The £200m savings are calculated using the baseline spending between 2009 and 2010, when the Labour government was in power. The figure has decreased since last year’s £500m savings (also compared to the 2009-10 baseline) because every yearly saving is compared to that benchmark and not the previous year’s spending.
The savings are made up of recurring and one-off savings, and the government said the figures in previous years may have been greater due to the immediate savings accrued at the time the government came into power.
Kelly noted that when the government came into power, one-off savings were made by renegotiating existing contracts.
More on UK government savings
“In the first phase of parliament I think honestly there were some IT investments which were ill-considered, so there was low hanging fruit in the first couple of years of the parliament,” said Kelly. “But now I think we are delighted to say we see far fewer of those.”
25 exemplar digital services

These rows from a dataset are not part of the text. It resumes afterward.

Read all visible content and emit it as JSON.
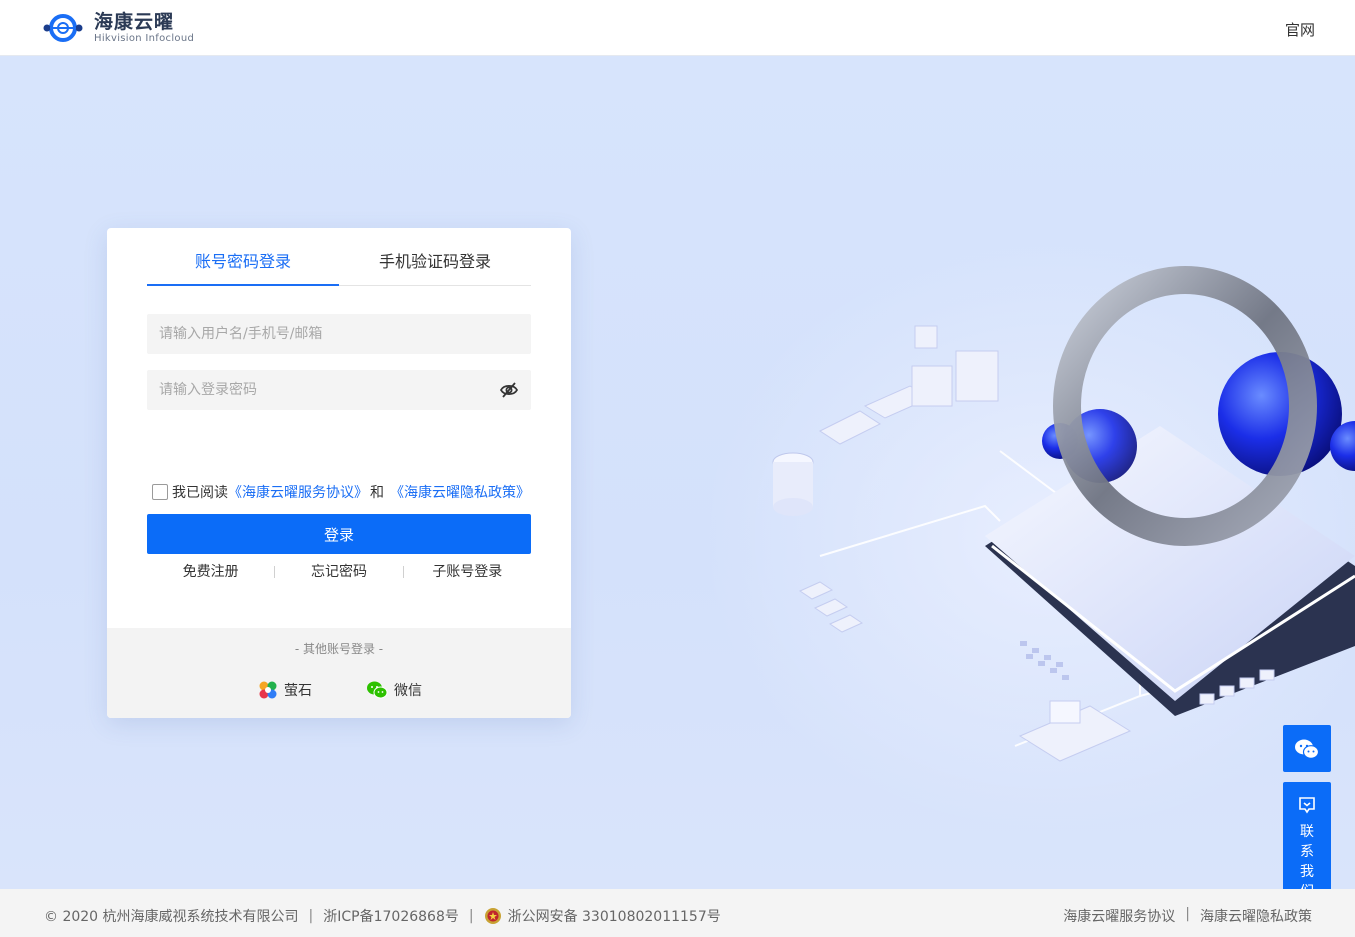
{
  "brand": {
    "name_cn": "海康云曜",
    "name_en": "Hikvision Infocloud"
  },
  "header": {
    "official_link": "官网"
  },
  "login": {
    "tabs": [
      {
        "label": "账号密码登录"
      },
      {
        "label": "手机验证码登录"
      }
    ],
    "username_placeholder": "请输入用户名/手机号/邮箱",
    "password_placeholder": "请输入登录密码",
    "agree_prefix": "我已阅读",
    "service_agreement": "《海康云曜服务协议》",
    "agree_and": "和",
    "privacy_policy": "《海康云曜隐私政策》",
    "submit": "登录",
    "links": [
      {
        "label": "免费注册"
      },
      {
        "label": "忘记密码"
      },
      {
        "label": "子账号登录"
      }
    ],
    "other_title": "- 其他账号登录 -",
    "other": [
      {
        "label": "萤石"
      },
      {
        "label": "微信"
      }
    ]
  },
  "float": {
    "contact": [
      "联",
      "系",
      "我",
      "们"
    ]
  },
  "footer": {
    "copyright": "© 2020 杭州海康威视系统技术有限公司",
    "icp": "浙ICP备17026868号",
    "police": "浙公网安备 33010802011157号",
    "service_agreement": "海康云曜服务协议",
    "privacy_policy": "海康云曜隐私政策"
  },
  "colors": {
    "primary": "#0b6cf8",
    "tab_active": "#1a6ef5",
    "background": "#d7e4fc"
  }
}
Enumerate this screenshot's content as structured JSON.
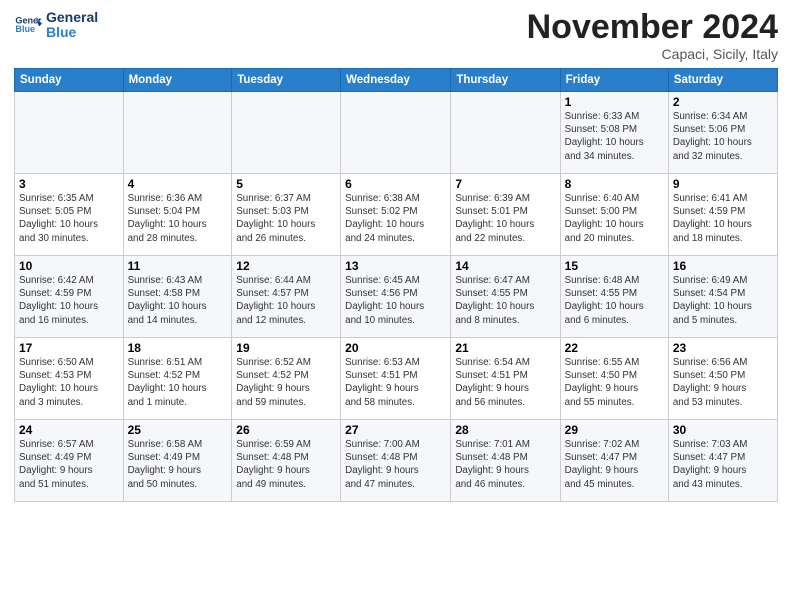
{
  "header": {
    "logo_general": "General",
    "logo_blue": "Blue",
    "month": "November 2024",
    "location": "Capaci, Sicily, Italy"
  },
  "weekdays": [
    "Sunday",
    "Monday",
    "Tuesday",
    "Wednesday",
    "Thursday",
    "Friday",
    "Saturday"
  ],
  "weeks": [
    [
      {
        "day": "",
        "info": ""
      },
      {
        "day": "",
        "info": ""
      },
      {
        "day": "",
        "info": ""
      },
      {
        "day": "",
        "info": ""
      },
      {
        "day": "",
        "info": ""
      },
      {
        "day": "1",
        "info": "Sunrise: 6:33 AM\nSunset: 5:08 PM\nDaylight: 10 hours\nand 34 minutes."
      },
      {
        "day": "2",
        "info": "Sunrise: 6:34 AM\nSunset: 5:06 PM\nDaylight: 10 hours\nand 32 minutes."
      }
    ],
    [
      {
        "day": "3",
        "info": "Sunrise: 6:35 AM\nSunset: 5:05 PM\nDaylight: 10 hours\nand 30 minutes."
      },
      {
        "day": "4",
        "info": "Sunrise: 6:36 AM\nSunset: 5:04 PM\nDaylight: 10 hours\nand 28 minutes."
      },
      {
        "day": "5",
        "info": "Sunrise: 6:37 AM\nSunset: 5:03 PM\nDaylight: 10 hours\nand 26 minutes."
      },
      {
        "day": "6",
        "info": "Sunrise: 6:38 AM\nSunset: 5:02 PM\nDaylight: 10 hours\nand 24 minutes."
      },
      {
        "day": "7",
        "info": "Sunrise: 6:39 AM\nSunset: 5:01 PM\nDaylight: 10 hours\nand 22 minutes."
      },
      {
        "day": "8",
        "info": "Sunrise: 6:40 AM\nSunset: 5:00 PM\nDaylight: 10 hours\nand 20 minutes."
      },
      {
        "day": "9",
        "info": "Sunrise: 6:41 AM\nSunset: 4:59 PM\nDaylight: 10 hours\nand 18 minutes."
      }
    ],
    [
      {
        "day": "10",
        "info": "Sunrise: 6:42 AM\nSunset: 4:59 PM\nDaylight: 10 hours\nand 16 minutes."
      },
      {
        "day": "11",
        "info": "Sunrise: 6:43 AM\nSunset: 4:58 PM\nDaylight: 10 hours\nand 14 minutes."
      },
      {
        "day": "12",
        "info": "Sunrise: 6:44 AM\nSunset: 4:57 PM\nDaylight: 10 hours\nand 12 minutes."
      },
      {
        "day": "13",
        "info": "Sunrise: 6:45 AM\nSunset: 4:56 PM\nDaylight: 10 hours\nand 10 minutes."
      },
      {
        "day": "14",
        "info": "Sunrise: 6:47 AM\nSunset: 4:55 PM\nDaylight: 10 hours\nand 8 minutes."
      },
      {
        "day": "15",
        "info": "Sunrise: 6:48 AM\nSunset: 4:55 PM\nDaylight: 10 hours\nand 6 minutes."
      },
      {
        "day": "16",
        "info": "Sunrise: 6:49 AM\nSunset: 4:54 PM\nDaylight: 10 hours\nand 5 minutes."
      }
    ],
    [
      {
        "day": "17",
        "info": "Sunrise: 6:50 AM\nSunset: 4:53 PM\nDaylight: 10 hours\nand 3 minutes."
      },
      {
        "day": "18",
        "info": "Sunrise: 6:51 AM\nSunset: 4:52 PM\nDaylight: 10 hours\nand 1 minute."
      },
      {
        "day": "19",
        "info": "Sunrise: 6:52 AM\nSunset: 4:52 PM\nDaylight: 9 hours\nand 59 minutes."
      },
      {
        "day": "20",
        "info": "Sunrise: 6:53 AM\nSunset: 4:51 PM\nDaylight: 9 hours\nand 58 minutes."
      },
      {
        "day": "21",
        "info": "Sunrise: 6:54 AM\nSunset: 4:51 PM\nDaylight: 9 hours\nand 56 minutes."
      },
      {
        "day": "22",
        "info": "Sunrise: 6:55 AM\nSunset: 4:50 PM\nDaylight: 9 hours\nand 55 minutes."
      },
      {
        "day": "23",
        "info": "Sunrise: 6:56 AM\nSunset: 4:50 PM\nDaylight: 9 hours\nand 53 minutes."
      }
    ],
    [
      {
        "day": "24",
        "info": "Sunrise: 6:57 AM\nSunset: 4:49 PM\nDaylight: 9 hours\nand 51 minutes."
      },
      {
        "day": "25",
        "info": "Sunrise: 6:58 AM\nSunset: 4:49 PM\nDaylight: 9 hours\nand 50 minutes."
      },
      {
        "day": "26",
        "info": "Sunrise: 6:59 AM\nSunset: 4:48 PM\nDaylight: 9 hours\nand 49 minutes."
      },
      {
        "day": "27",
        "info": "Sunrise: 7:00 AM\nSunset: 4:48 PM\nDaylight: 9 hours\nand 47 minutes."
      },
      {
        "day": "28",
        "info": "Sunrise: 7:01 AM\nSunset: 4:48 PM\nDaylight: 9 hours\nand 46 minutes."
      },
      {
        "day": "29",
        "info": "Sunrise: 7:02 AM\nSunset: 4:47 PM\nDaylight: 9 hours\nand 45 minutes."
      },
      {
        "day": "30",
        "info": "Sunrise: 7:03 AM\nSunset: 4:47 PM\nDaylight: 9 hours\nand 43 minutes."
      }
    ]
  ]
}
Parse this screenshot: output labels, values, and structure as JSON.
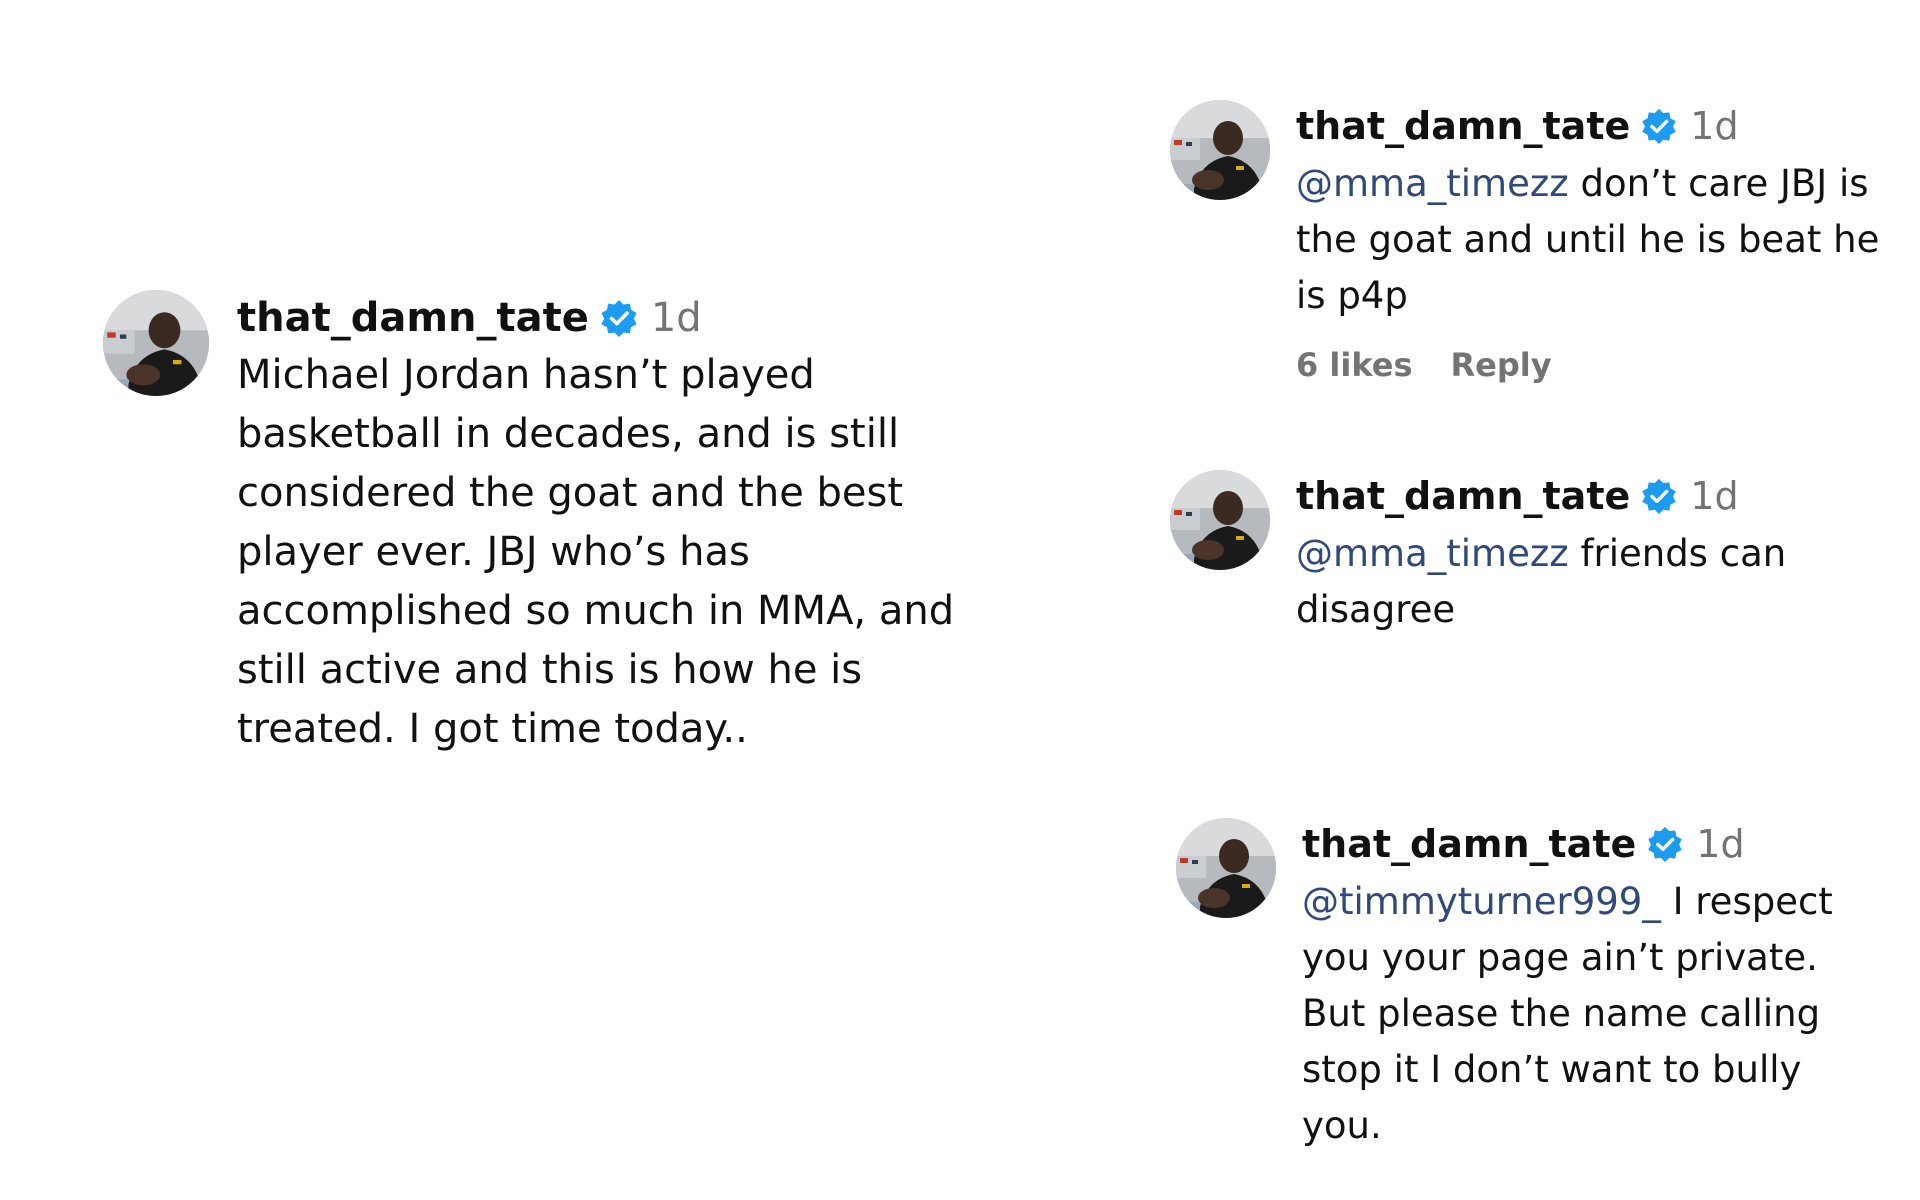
{
  "comments": [
    {
      "username": "that_damn_tate",
      "time": "1d",
      "mention": "",
      "text": "Michael Jordan hasn’t played basketball in decades, and is still considered the goat and the best player ever. JBJ who’s has accomplished so much in MMA, and still active and this is how he is treated. I got time today..",
      "likes": "",
      "reply": ""
    },
    {
      "username": "that_damn_tate",
      "time": "1d",
      "mention": "@mma_timezz",
      "text": " don’t care JBJ is the goat and until he is beat he is p4p",
      "likes": "6 likes",
      "reply": "Reply"
    },
    {
      "username": "that_damn_tate",
      "time": "1d",
      "mention": "@mma_timezz",
      "text": " friends can disagree",
      "likes": "",
      "reply": ""
    },
    {
      "username": "that_damn_tate",
      "time": "1d",
      "mention": "@timmyturner999_",
      "text": " I respect you your page ain’t private. But please the name calling stop it I don’t want to bully you.",
      "likes": "",
      "reply": ""
    }
  ],
  "colors": {
    "verified": "#1d9bf0",
    "mention": "#2f4a7a",
    "muted": "#737373",
    "text": "#111111"
  },
  "icons": {
    "verified": "verified-badge-icon",
    "avatar": "profile-photo"
  }
}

The £200m of savings were ascribed to improvements in government’s digital services through moving websites to GOV.UK and introducing online transaction services. The Government Digital Service (GDS) is currently in the middle of a transformation programme to move 25 of the most used government services online.
However, because the exemplar project is not due to be completed until early next year, none of the exemplar projects will be showing dividends yet, so the head of GDS, Mike Bracken couldn’t comment on specific savings from any exemplar projects today.
“The money isn’t in for that whole programme,” Bracken told Computer Weekly. “We haven’t got the full picture for 25 [exemplar services]. That programme finishes between January and March next year and, when the numbers come in, I’m sure they’re going to be very headline grabbing.”
The government also announced wider savings of £14.3bn. This figure totals savings against the 2009-10 benchmark from departments across government. These were coordinated by the Efficiency and Reform Group (ERG).
The ERG works with departments to reduce wasteful spending, such as reliance on expensive consultants, as well as savings on everyday items like printer cartridges and paper.
Osborne also said: “We have tough controls on our IT spend. Now departments have to buy technology that – shock, horror – works.”
£5.4bn was also saved by improving government's commercial contracts.
“We know there is so much more to do to address the legacy of wasteful spending and renegotiate over fat contracts which are yet to expire,” said Maude. “So there will be no let up and I look forward to announcing even greater savings next year.”
Maude said the government expects to be saving £20m against the 2009-10 baseline from efficiency and reform, as well as reducing losses to fraud, error and debt.